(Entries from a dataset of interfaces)
• • •

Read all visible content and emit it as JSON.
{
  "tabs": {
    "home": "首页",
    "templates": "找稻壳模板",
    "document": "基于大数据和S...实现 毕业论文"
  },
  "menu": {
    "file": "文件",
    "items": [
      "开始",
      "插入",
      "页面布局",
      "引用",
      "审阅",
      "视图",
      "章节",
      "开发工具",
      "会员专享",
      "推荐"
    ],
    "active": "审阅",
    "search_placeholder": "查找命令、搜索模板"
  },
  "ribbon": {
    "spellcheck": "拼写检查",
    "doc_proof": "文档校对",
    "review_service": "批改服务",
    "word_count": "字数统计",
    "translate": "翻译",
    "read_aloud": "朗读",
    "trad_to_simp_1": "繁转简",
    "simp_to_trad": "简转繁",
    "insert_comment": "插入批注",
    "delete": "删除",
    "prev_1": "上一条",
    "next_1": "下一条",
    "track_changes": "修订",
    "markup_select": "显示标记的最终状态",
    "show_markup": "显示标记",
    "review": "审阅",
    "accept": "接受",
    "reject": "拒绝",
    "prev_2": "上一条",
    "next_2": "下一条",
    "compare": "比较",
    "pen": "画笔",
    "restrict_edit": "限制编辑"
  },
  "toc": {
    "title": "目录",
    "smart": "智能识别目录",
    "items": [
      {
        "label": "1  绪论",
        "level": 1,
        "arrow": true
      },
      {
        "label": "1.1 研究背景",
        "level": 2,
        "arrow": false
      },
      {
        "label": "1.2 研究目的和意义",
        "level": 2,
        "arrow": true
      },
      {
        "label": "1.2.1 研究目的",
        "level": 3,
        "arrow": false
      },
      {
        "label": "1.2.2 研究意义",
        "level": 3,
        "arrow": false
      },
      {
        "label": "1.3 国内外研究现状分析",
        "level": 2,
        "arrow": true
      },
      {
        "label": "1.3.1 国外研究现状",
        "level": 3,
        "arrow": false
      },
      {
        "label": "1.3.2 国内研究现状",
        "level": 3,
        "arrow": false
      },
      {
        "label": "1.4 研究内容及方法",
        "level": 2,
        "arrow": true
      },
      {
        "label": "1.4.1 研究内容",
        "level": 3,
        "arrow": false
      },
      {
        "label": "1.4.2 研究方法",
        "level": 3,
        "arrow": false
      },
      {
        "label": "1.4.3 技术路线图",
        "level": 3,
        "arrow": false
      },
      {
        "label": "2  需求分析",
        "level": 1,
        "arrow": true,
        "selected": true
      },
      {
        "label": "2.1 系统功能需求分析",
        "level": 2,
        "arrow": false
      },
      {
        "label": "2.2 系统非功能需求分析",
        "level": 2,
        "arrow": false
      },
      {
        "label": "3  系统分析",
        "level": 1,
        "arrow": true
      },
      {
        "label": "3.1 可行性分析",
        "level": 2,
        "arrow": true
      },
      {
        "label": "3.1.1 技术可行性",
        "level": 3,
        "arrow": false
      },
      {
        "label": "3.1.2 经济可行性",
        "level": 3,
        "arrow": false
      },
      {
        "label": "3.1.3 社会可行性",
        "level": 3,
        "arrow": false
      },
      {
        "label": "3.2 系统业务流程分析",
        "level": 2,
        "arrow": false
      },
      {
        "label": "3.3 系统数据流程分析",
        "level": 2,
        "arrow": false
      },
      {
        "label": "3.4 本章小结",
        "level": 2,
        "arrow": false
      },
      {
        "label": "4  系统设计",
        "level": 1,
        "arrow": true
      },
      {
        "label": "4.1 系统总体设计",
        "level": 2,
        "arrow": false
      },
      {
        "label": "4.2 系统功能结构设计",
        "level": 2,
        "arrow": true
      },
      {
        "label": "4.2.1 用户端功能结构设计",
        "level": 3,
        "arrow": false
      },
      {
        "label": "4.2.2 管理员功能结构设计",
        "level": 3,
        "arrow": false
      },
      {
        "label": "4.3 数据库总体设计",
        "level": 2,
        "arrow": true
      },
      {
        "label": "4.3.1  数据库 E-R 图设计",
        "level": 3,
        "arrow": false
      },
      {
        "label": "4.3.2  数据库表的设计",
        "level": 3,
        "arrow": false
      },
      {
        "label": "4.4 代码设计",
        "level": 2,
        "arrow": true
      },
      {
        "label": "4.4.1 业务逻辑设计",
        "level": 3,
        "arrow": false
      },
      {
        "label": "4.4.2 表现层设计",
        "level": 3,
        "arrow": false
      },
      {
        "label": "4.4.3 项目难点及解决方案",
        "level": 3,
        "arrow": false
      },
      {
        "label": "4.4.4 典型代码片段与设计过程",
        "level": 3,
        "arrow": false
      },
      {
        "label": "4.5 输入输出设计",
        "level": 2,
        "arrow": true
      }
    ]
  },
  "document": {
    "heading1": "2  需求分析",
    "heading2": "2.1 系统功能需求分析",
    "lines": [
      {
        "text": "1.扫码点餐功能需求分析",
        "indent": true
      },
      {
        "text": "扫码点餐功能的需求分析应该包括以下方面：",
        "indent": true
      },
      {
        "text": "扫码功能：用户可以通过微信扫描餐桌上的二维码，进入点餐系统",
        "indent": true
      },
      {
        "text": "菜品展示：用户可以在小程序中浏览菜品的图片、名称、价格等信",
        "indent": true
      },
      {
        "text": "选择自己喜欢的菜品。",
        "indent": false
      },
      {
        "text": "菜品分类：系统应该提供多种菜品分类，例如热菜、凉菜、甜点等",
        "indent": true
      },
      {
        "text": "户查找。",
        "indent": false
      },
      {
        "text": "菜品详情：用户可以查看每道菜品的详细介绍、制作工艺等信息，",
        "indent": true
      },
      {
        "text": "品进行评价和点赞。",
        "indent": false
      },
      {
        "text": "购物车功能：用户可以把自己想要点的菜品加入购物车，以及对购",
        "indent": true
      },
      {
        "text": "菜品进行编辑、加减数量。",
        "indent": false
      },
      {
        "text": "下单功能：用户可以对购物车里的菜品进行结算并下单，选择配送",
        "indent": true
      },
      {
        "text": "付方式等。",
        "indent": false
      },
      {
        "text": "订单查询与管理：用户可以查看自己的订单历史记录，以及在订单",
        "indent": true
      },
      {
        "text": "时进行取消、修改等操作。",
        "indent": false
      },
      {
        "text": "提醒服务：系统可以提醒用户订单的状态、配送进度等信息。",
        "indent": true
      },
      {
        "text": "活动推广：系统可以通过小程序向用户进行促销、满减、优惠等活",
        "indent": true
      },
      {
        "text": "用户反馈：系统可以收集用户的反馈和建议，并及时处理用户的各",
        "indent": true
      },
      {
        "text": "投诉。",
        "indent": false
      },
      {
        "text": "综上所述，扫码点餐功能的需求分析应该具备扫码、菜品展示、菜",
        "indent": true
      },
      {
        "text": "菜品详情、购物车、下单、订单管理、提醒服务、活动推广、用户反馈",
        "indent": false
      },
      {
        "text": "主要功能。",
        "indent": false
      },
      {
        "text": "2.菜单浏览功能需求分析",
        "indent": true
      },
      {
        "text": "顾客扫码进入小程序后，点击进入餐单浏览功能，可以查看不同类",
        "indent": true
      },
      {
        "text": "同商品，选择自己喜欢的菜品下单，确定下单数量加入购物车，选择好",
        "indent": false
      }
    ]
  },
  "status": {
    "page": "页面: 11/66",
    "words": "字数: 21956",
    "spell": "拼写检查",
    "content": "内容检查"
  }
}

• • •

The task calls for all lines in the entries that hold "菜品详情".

■ Answer box:
        "text": "菜品详情：用户可以查看每道菜品的详细介绍、制作工艺等信息，",
        "text": "菜品详情、购物车、下单、订单管理、提醒服务、活动推广、用户反馈",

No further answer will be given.